◆ **WHAT IS REQUIRED**
Look through the listing for the word "heading". Copy each line that has it.

======

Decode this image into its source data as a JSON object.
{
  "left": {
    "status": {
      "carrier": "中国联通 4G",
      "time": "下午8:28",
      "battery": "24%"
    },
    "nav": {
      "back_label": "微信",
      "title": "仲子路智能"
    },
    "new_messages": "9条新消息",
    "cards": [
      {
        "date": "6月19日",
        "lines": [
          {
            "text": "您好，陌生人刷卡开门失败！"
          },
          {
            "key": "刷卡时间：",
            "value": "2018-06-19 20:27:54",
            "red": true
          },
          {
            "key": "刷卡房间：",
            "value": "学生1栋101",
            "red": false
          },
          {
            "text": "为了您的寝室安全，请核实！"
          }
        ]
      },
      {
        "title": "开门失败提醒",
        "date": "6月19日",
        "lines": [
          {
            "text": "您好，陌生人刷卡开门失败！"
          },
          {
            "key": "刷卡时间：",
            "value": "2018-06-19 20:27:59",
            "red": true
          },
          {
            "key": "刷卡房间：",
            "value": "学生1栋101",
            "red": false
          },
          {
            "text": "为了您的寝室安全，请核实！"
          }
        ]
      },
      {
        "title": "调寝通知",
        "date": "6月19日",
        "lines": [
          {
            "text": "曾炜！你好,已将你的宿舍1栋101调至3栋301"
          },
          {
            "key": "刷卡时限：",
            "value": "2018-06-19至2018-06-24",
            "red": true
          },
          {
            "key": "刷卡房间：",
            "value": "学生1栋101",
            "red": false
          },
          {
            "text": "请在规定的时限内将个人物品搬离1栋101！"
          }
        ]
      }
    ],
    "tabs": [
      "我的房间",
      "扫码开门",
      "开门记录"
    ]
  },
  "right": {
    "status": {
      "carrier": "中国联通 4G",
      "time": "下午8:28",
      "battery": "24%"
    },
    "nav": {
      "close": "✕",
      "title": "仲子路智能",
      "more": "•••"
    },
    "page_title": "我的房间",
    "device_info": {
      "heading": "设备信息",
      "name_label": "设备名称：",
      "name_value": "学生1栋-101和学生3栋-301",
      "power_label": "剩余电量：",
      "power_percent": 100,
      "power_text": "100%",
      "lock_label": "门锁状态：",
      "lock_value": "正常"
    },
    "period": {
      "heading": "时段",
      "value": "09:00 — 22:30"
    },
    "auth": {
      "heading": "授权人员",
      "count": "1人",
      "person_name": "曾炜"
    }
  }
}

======

◆ **ANSWER BOX**
      "heading": "设备信息",
      "heading": "时段",
      "heading": "授权人员",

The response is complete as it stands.